Akeelah and the Bee
Photos and Video
In Doug Atchison's new inspirational drama, Akeelah Anderson (Keke Palmer) is a precocious 11-year-old girl from south Los Angeles. But life isn't always easy, even for this gifted preteen. Her mother Tanya (Angela Basset) is a single working mom, and the neighborhood feels tougher every day. Recognizing her gift for words, a teacher convinces Akeelah to participate in the school spelling bee. Before long, she's on her way to compete for a spot in the Scripps National Spelling Bee. Despite her mother's objections, and with the help of her principal Mr. Welch (Curtis Armstrong), Akeelah begins her tutelage with the retired Dr. Larabee (Laurence Fishburne). Dr. Larabee's strict, old-school training techniques are a wake-up call for Akeelah-she can either lose a once-in-a-lifetime opportunity to work with him, or change her life around. As she starts to train with Dr. Larabee, they build a friendship based on respect and hard work, and she learns that the world is much bigger than her neighborhood. But all of her training is threatened when her mother learns the truth and forbids her to continue. In a nail-biting third act, Akeelah transforms her life by forging forward and competing nationally. By the time the competition arrives, she has more coaches than she ever imagined: Everybody in the neighborhood helps her learn words as they too transform with Akeelah's success. A rousing story, Akeelah and the Bee will surely warm hearts and inspire both kids and adults.
Director's Statement Collapse
There is a piece of dialogue from Akeelah and the Bee that I chose to eliminate from the final cut because it states one of the film's central theses too explicitly. But it seems appropriate for a rumination like this. Akeelah's mentor, Dr. Larabee, tells her that maybe a cure for cancer hasn’t been discovered yet because "the person who could have discovered that cure couldn't do so because they were too busy starving in Somalia, or being oppressed in Afghanistan…Or maybe she just didn't think she had what it takes." At the heart of the film is the notion that in the absence of uncontrollable circumstances, the only thing holding one back from attempting greatness is fear. Akeelah must deem herself worthy of her unspoken goals before she can pursue them.

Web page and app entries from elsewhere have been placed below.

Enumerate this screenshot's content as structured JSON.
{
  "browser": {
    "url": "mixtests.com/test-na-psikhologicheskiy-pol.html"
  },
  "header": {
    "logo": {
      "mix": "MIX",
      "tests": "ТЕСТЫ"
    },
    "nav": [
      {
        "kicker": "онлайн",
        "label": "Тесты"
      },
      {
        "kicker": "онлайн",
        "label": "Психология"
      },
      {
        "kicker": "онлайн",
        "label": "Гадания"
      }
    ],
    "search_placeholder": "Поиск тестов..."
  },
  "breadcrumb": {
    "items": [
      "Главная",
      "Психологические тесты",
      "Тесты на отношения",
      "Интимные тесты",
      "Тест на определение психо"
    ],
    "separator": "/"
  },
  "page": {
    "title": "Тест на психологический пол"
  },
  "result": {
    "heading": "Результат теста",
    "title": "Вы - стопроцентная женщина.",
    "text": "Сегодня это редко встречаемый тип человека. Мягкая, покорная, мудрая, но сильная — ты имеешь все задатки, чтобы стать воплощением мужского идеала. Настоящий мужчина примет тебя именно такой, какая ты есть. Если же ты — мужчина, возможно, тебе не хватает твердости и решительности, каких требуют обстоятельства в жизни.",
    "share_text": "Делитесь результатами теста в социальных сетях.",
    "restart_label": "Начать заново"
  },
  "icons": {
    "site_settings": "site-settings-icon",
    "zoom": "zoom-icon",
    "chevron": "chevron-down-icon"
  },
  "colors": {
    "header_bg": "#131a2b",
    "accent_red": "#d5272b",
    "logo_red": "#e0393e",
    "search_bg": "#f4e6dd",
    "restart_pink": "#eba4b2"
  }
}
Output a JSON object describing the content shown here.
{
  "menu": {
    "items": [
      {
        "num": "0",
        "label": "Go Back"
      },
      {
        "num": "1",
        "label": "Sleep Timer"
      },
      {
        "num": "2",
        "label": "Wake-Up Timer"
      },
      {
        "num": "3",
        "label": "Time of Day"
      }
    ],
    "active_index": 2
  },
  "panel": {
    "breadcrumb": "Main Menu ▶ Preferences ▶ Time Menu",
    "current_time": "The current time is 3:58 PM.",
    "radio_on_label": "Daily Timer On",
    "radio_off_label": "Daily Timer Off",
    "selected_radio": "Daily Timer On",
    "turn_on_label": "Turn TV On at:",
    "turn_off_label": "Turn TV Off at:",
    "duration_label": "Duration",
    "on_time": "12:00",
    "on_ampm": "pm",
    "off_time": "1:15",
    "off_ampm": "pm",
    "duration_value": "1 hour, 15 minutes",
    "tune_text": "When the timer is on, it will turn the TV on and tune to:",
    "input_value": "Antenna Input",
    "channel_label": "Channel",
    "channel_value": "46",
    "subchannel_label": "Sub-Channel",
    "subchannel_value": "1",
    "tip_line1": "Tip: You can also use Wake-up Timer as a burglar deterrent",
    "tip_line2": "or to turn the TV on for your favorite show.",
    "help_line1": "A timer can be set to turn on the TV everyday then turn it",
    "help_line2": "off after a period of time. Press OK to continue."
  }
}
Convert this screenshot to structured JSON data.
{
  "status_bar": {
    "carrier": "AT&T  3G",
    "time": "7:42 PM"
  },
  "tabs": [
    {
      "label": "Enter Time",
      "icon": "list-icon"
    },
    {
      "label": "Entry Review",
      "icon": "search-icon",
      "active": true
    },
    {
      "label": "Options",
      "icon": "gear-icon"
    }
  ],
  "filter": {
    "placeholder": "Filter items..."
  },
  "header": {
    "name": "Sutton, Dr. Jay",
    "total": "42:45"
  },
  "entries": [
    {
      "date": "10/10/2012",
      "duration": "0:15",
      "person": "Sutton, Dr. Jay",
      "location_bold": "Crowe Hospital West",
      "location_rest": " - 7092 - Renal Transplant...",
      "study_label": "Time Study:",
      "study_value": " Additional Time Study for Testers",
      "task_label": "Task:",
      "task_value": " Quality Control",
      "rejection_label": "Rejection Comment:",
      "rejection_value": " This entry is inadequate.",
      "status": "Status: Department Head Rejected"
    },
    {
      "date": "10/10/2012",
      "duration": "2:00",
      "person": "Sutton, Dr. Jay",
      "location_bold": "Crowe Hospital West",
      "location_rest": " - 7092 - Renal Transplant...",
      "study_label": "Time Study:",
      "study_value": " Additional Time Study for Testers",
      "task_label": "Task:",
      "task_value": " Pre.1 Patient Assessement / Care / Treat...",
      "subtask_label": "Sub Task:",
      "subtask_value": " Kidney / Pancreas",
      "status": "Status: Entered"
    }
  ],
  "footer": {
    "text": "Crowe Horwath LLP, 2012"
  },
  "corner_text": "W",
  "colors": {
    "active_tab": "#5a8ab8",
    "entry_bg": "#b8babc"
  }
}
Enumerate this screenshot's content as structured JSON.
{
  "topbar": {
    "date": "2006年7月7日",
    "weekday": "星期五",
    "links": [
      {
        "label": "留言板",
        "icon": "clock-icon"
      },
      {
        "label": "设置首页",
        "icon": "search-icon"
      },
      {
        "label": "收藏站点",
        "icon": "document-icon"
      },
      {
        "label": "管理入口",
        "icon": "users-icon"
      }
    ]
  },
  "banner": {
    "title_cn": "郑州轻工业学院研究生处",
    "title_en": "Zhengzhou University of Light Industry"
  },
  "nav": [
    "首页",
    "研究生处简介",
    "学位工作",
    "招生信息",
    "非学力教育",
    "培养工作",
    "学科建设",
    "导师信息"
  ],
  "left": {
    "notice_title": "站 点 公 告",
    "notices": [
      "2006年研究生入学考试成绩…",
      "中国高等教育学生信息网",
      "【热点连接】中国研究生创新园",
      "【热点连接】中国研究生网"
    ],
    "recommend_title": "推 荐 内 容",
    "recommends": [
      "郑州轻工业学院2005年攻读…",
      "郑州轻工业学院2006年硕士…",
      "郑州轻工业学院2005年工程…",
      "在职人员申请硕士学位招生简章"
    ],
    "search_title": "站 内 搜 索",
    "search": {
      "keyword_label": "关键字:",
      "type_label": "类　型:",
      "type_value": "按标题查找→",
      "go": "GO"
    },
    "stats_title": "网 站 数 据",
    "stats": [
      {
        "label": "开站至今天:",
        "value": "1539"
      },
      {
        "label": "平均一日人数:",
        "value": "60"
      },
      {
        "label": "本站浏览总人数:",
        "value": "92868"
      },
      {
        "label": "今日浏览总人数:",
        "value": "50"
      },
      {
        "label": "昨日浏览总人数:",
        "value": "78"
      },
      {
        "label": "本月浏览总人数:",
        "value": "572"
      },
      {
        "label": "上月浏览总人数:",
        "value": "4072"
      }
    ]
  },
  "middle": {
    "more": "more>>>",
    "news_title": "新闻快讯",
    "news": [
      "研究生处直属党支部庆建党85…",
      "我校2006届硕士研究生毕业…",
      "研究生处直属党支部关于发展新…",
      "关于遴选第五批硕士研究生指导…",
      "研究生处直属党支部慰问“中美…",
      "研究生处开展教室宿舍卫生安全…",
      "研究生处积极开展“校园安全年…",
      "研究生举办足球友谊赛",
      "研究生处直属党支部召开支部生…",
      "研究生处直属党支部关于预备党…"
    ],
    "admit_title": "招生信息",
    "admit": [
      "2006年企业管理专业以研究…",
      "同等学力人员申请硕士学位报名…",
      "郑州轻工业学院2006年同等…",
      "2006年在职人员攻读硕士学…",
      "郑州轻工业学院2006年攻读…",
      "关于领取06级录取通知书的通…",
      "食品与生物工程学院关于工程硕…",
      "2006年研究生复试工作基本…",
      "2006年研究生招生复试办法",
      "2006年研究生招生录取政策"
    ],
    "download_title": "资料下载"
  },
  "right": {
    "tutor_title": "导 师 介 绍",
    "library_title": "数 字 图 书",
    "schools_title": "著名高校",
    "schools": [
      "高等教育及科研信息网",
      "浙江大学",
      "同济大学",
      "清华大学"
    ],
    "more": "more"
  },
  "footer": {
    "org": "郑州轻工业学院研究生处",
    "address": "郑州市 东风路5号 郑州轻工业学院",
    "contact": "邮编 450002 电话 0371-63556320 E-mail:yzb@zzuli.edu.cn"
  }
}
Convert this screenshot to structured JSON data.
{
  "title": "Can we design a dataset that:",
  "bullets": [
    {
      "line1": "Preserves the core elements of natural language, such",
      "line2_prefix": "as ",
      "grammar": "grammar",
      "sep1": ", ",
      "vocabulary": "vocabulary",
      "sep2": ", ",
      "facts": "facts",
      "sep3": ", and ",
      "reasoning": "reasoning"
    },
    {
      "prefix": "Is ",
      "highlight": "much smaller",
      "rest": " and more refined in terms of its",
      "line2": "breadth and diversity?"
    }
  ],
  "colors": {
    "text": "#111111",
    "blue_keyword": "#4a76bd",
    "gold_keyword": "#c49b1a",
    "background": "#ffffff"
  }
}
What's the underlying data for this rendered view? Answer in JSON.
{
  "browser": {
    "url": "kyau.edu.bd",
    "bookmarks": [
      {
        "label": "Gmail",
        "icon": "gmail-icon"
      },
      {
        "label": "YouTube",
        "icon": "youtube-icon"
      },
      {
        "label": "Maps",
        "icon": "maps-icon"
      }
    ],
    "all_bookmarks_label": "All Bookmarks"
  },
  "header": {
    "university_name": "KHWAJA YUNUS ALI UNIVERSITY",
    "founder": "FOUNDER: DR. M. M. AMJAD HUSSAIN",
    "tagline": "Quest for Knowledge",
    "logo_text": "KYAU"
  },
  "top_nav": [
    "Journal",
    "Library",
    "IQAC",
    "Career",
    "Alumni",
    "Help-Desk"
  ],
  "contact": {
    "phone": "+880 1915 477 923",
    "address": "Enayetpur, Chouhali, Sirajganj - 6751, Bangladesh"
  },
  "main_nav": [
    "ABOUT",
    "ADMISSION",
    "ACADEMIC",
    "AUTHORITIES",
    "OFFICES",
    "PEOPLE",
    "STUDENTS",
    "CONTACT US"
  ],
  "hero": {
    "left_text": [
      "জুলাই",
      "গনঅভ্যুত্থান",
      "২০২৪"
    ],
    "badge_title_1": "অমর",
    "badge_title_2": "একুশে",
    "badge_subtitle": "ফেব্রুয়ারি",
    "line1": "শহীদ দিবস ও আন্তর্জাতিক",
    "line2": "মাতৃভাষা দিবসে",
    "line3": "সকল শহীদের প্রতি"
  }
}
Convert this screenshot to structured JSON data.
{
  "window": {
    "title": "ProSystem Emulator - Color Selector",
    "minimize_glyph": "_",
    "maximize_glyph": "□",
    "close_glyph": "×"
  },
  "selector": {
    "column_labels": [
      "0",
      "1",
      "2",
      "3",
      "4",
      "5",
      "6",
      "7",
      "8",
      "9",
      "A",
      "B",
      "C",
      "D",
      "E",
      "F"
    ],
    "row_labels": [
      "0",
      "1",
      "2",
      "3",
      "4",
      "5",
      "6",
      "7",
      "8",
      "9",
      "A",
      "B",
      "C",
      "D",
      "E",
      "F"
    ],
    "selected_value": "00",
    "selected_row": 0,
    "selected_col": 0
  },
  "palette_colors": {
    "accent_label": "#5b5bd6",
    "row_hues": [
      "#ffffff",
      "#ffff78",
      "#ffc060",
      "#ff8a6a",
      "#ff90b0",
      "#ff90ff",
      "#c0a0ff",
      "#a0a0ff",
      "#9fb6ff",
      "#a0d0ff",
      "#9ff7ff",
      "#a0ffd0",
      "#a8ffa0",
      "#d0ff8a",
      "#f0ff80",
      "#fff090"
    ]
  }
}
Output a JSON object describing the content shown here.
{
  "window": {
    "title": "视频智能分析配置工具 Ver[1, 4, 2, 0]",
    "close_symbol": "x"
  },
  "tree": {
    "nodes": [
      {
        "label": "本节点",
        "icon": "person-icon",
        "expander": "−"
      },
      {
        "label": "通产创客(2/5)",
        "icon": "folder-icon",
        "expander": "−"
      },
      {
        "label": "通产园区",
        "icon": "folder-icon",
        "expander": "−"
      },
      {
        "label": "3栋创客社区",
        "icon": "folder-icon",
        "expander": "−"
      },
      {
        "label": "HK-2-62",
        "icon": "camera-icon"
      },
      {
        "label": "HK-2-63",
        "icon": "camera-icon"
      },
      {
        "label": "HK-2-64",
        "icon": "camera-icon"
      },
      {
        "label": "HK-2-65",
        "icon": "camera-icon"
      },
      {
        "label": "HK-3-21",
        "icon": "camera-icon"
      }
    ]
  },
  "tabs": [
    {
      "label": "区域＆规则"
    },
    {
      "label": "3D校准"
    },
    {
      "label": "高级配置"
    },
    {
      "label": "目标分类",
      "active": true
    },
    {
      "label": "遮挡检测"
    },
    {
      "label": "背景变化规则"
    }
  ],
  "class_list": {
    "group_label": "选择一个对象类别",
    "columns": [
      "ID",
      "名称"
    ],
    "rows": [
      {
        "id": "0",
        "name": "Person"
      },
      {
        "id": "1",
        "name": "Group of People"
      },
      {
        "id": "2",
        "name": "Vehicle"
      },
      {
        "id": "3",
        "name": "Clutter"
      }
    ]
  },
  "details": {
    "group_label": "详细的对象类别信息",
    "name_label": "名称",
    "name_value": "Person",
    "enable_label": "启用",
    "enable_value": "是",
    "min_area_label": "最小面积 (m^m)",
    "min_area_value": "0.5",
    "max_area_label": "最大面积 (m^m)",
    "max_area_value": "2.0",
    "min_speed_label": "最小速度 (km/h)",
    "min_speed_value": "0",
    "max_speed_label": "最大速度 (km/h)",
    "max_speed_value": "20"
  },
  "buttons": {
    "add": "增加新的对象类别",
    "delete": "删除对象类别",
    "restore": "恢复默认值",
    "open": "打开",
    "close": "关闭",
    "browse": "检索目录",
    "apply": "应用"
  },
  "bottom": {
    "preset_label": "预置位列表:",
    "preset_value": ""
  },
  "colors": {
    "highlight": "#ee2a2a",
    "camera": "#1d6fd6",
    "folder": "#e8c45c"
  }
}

Through her efforts to make it to the National Spelling Bee, she challenges her family and her community to rise to her high standards. And in her relationship with Dr. Larabee, we see a model by which true education can be achieved; one in which intellectual curiosity is nurtured, learning becomes fun, and hard work is richly rewarded. I hope this film does for the audience what Larabee does for Akeelah: enriches, inspires, and above all, entertains.
Film Information Collapse
[AKEEL] | 2006 | 112 | Narrative Feature
Directed by: Doug Atchison
Foreign Title: (Akeelah and the Bee)
Premiere: New York
About the Director(s)Collapse
Doug Atchison has been making movies since he was 14. After attending the University of Southern California's School of Cinema-Television, he directed numerous award-winning short films. His script for Akeelah and the Bee won the prestigious Nicholl Fellowship in Screenwriting. In 2001, Atchison wrote, directed, and produced the independent feature The Pornographer, which played in several international film festivals and on HBO. He recently adapted the novel The Breadwinner into a feature teleplay for ABC/Touchstone and Glenn Close, and he cowrote the screen adaptation of Spinning into Butter. Atchison is also adapting Kahlil Ashanti's one-man show Basic Training into a feature film with producer Barry Josephson. Atchison works as a "script doctor" for major studios and has taught directing and screenwriting courses.